Hello my wonderfully fabulous friends!
I'm looking out my studio window at golden yellow and orange leaves, and feeling super excited for Halloween!
Don't ask me why, it just kinda hit, and I'm going with it... that's just the way I roll. :)
So, how about a tutorial today just cuz I'm in a crazy-energetic-celebrate kinda mood?
(and I really like sharing the how-to not just the ta-da!)
Step 1: Use temporary adhesive to tape down a mask to your paper and use an ink blending tool to cover your paper with ink.
*I like using Tim Holtz tissue tape... It never rips my paper when I peel it off, but there are lots of options- find what works for you*
**I made my own mask by cutting an image out of acetate with my Silhouette.

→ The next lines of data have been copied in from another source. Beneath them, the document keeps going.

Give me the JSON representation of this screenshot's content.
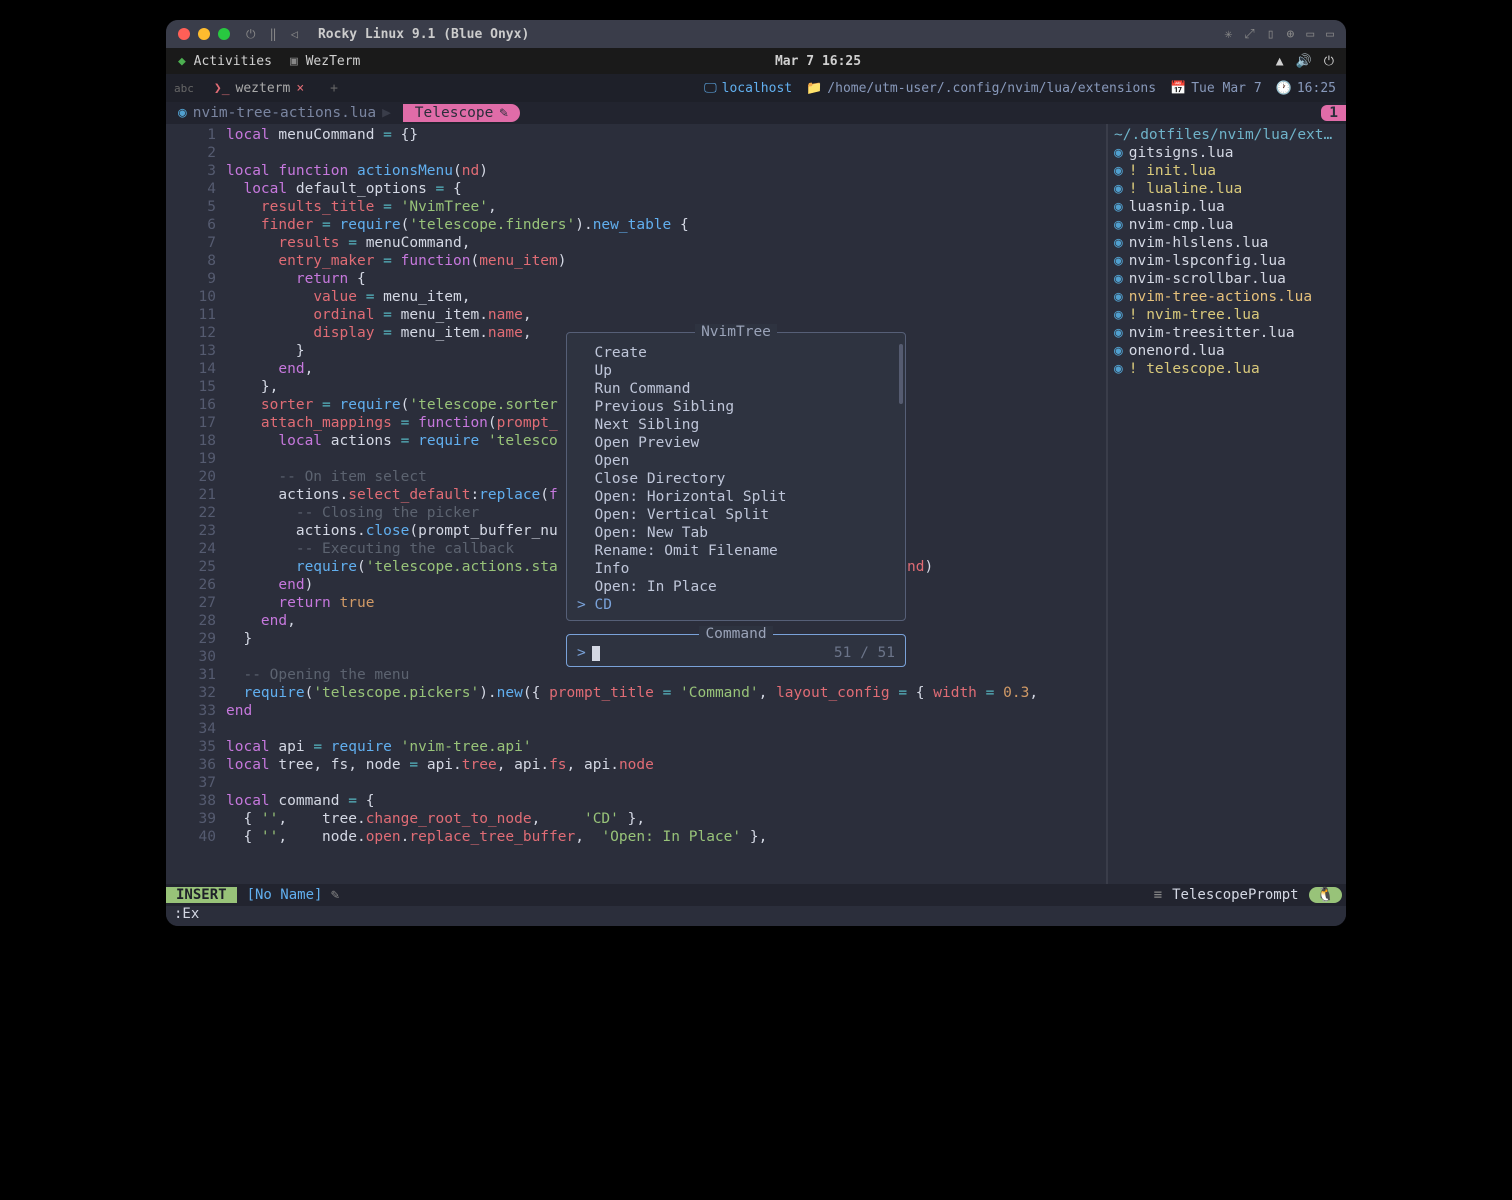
{
  "titlebar": {
    "title": "Rocky Linux 9.1 (Blue Onyx)"
  },
  "gnome": {
    "activities": "Activities",
    "app": "WezTerm",
    "clock": "Mar 7  16:25"
  },
  "tabbar": {
    "abc": "abc",
    "tab_label": "wezterm",
    "host": "localhost",
    "path": "/home/utm-user/.config/nvim/lua/extensions",
    "date": "Tue Mar 7",
    "time": "16:25"
  },
  "bufferline": {
    "tab1": "nvim-tree-actions.lua",
    "tab2": "Telescope ",
    "right": "1"
  },
  "sidebar": {
    "path": "~/.dotfiles/nvim/lua/ext…",
    "files": [
      {
        "name": "gitsigns.lua",
        "mod": false
      },
      {
        "name": "! init.lua",
        "mod": true
      },
      {
        "name": "! lualine.lua",
        "mod": true
      },
      {
        "name": "luasnip.lua",
        "mod": false
      },
      {
        "name": "nvim-cmp.lua",
        "mod": false
      },
      {
        "name": "nvim-hlslens.lua",
        "mod": false
      },
      {
        "name": "nvim-lspconfig.lua",
        "mod": false
      },
      {
        "name": "nvim-scrollbar.lua",
        "mod": false
      },
      {
        "name": "nvim-tree-actions.lua",
        "mod": false,
        "hl": true
      },
      {
        "name": "! nvim-tree.lua",
        "mod": true
      },
      {
        "name": "nvim-treesitter.lua",
        "mod": false
      },
      {
        "name": "onenord.lua",
        "mod": false
      },
      {
        "name": "! telescope.lua",
        "mod": true
      }
    ]
  },
  "popup": {
    "title": "NvimTree",
    "items": [
      "Create",
      "Up",
      "Run Command",
      "Previous Sibling",
      "Next Sibling",
      "Open Preview",
      "Open",
      "Close Directory",
      "Open: Horizontal Split",
      "Open: Vertical Split",
      "Open: New Tab",
      "Rename: Omit Filename",
      "Info",
      "Open: In Place"
    ],
    "selected": "CD"
  },
  "prompt": {
    "title": "Command",
    "value": "",
    "count": "51 / 51"
  },
  "statusline": {
    "mode": "INSERT",
    "name": "[No Name]",
    "filetype": "TelescopePrompt"
  },
  "cmdline": ":Ex",
  "code_lines": [
    {
      "n": 1,
      "html": "<span class='kw'>local</span> <span class='id'>menuCommand</span> <span class='op'>=</span> {}"
    },
    {
      "n": 2,
      "html": ""
    },
    {
      "n": 3,
      "html": "<span class='kw'>local</span> <span class='kw'>function</span> <span class='fn'>actionsMenu</span>(<span class='prop'>nd</span>)"
    },
    {
      "n": 4,
      "html": "  <span class='kw'>local</span> <span class='id'>default_options</span> <span class='op'>=</span> {"
    },
    {
      "n": 5,
      "html": "    <span class='prop'>results_title</span> <span class='op'>=</span> <span class='str'>'NvimTree'</span>,"
    },
    {
      "n": 6,
      "html": "    <span class='prop'>finder</span> <span class='op'>=</span> <span class='fn'>require</span>(<span class='str'>'telescope.finders'</span>).<span class='fn'>new_table</span> {"
    },
    {
      "n": 7,
      "html": "      <span class='prop'>results</span> <span class='op'>=</span> menuCommand,"
    },
    {
      "n": 8,
      "html": "      <span class='prop'>entry_maker</span> <span class='op'>=</span> <span class='kw'>function</span>(<span class='prop'>menu_item</span>)"
    },
    {
      "n": 9,
      "html": "        <span class='kw'>return</span> {"
    },
    {
      "n": 10,
      "html": "          <span class='prop'>value</span> <span class='op'>=</span> menu_item,"
    },
    {
      "n": 11,
      "html": "          <span class='prop'>ordinal</span> <span class='op'>=</span> menu_item.<span class='prop'>name</span>,"
    },
    {
      "n": 12,
      "html": "          <span class='prop'>display</span> <span class='op'>=</span> menu_item.<span class='prop'>name</span>,"
    },
    {
      "n": 13,
      "html": "        }"
    },
    {
      "n": 14,
      "html": "      <span class='kw'>end</span>,"
    },
    {
      "n": 15,
      "html": "    },"
    },
    {
      "n": 16,
      "html": "    <span class='prop'>sorter</span> <span class='op'>=</span> <span class='fn'>require</span>(<span class='str'>'telescope.sorter"
    },
    {
      "n": 17,
      "html": "    <span class='prop'>attach_mappings</span> <span class='op'>=</span> <span class='kw'>function</span>(<span class='prop'>prompt_</span>"
    },
    {
      "n": 18,
      "html": "      <span class='kw'>local</span> <span class='id'>actions</span> <span class='op'>=</span> <span class='fn'>require</span> <span class='str'>'telesco"
    },
    {
      "n": 19,
      "html": ""
    },
    {
      "n": 20,
      "html": "      <span class='cm'>-- On item select</span>"
    },
    {
      "n": 21,
      "html": "      actions.<span class='prop'>select_default</span>:<span class='fn'>replace</span>(<span class='kw'>f</span>"
    },
    {
      "n": 22,
      "html": "        <span class='cm'>-- Closing the picker</span>"
    },
    {
      "n": 23,
      "html": "        actions.<span class='fn'>close</span>(prompt_buffer_nu"
    },
    {
      "n": 24,
      "html": "        <span class='cm'>-- Executing the callback</span>"
    },
    {
      "n": 25,
      "html": "        <span class='fn'>require</span>(<span class='str'>'telescope.actions.sta</span>                                     <span class='id'>er</span>(<span class='prop'>nd</span>)"
    },
    {
      "n": 26,
      "html": "      <span class='kw'>end</span>)"
    },
    {
      "n": 27,
      "html": "      <span class='kw'>return</span> <span class='bool'>true</span>"
    },
    {
      "n": 28,
      "html": "    <span class='kw'>end</span>,"
    },
    {
      "n": 29,
      "html": "  }"
    },
    {
      "n": 30,
      "html": ""
    },
    {
      "n": 31,
      "html": "  <span class='cm'>-- Opening the menu</span>"
    },
    {
      "n": 32,
      "html": "  <span class='fn'>require</span>(<span class='str'>'telescope.pickers'</span>).<span class='fn'>new</span>({ <span class='prop'>prompt_title</span> <span class='op'>=</span> <span class='str'>'Command'</span>, <span class='prop'>layout_config</span> <span class='op'>=</span> { <span class='prop'>width</span> <span class='op'>=</span> <span class='num'>0.3</span>,"
    },
    {
      "n": 33,
      "html": "<span class='kw'>end</span>"
    },
    {
      "n": 34,
      "html": ""
    },
    {
      "n": 35,
      "html": "<span class='kw'>local</span> <span class='id'>api</span> <span class='op'>=</span> <span class='fn'>require</span> <span class='str'>'nvim-tree.api'</span>"
    },
    {
      "n": 36,
      "html": "<span class='kw'>local</span> <span class='id'>tree</span>, <span class='id'>fs</span>, <span class='id'>node</span> <span class='op'>=</span> api.<span class='prop'>tree</span>, api.<span class='prop'>fs</span>, api.<span class='prop'>node</span>"
    },
    {
      "n": 37,
      "html": ""
    },
    {
      "n": 38,
      "html": "<span class='kw'>local</span> <span class='id'>command</span> <span class='op'>=</span> {"
    },
    {
      "n": 39,
      "html": "  { <span class='str'>''</span>,    tree.<span class='prop'>change_root_to_node</span>,     <span class='str'>'CD'</span> },"
    },
    {
      "n": 40,
      "html": "  { <span class='str'>''</span>,    node.<span class='prop'>open</span>.<span class='prop'>replace_tree_buffer</span>,  <span class='str'>'Open: In Place'</span> },"
    }
  ]
}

LOVE**
Step 2: Leaving your mask in place, stamp around the image with a background stamp. I like to use the stamp unmounted so I can use parts and pieces of the stamp and put more or less pressure in various places for a faded look... it also helps get in the smaller areas of the stencil.
Step 3: If you have areas you want to stamp differently (like I did outside the frame) simply use scrap paper to mask off the areas you don't want stamped, and keep stamping.
Step 4: With the mask STILL in place (see why I wanted you to temporarily tape it down!), cover the whole thing with a clear embossing ink
Step 5: Remove the mask, and cover with clear embossing powder. (you may need to use a dry paint brush to brush off powder that wants to stick where you had your tape.)
Step 6: Heat your embossing powder. Now all your inking and stamping up to this point are safe and sealed beneath your embossing. YAY!
Step 7: Add some color to the area that was masked with your ink blending tool. Any ink you get on the embossed area should wipe off with a little water, so don't worry about staying in the lines. If you are using Distress Ink, you can flick a little water on it for some fabulous splotchy effects.
Step 8: Line up your mask again and tape it down. Use your ink blending tool to pounce on some acrylic paint around the edges of your piece.
Step 9: Remove the mask. Before the paint dries completely, use a dry cloth or paper towel to wipe off the paint. This will remove almost all the paint.
What you will be left with is paint caught in the texture of the embossing powder... Super awesome! Also, because the paint wasn't quite dry (this will very greatly on how wet the paint is when you do wipe) it blends onto the masked area for a slightly softer look.
Step 10: Using a permanent in such as Ranger's Archival ink or StazOn ink, stamp over the piece with a focal stamp (in this case a bunch of flowers). You have to use an ink that will be permanent on non-porous surfaces so that it will dry on the embossing powder, and stay at the for-front of the card.
*For my flowers, I stamped the image multiple times without re-inking in between (aka: generation stamping). This gives the appearance of depth without having to use multiple colors of ink. *
**I love stamping on top of clear embossed area... such great layering options!**
And the final masterpiece!
Paper: white card stock
Ink: Distress Ink, VersaMark, Archival
Stamps: Unity "Vintage Handwritten", "Chicken Wire", "Insightful Meadows"
Silhouette: Halloween Skeleton Profile Frame
Other: Distress Paint, clear embossing powder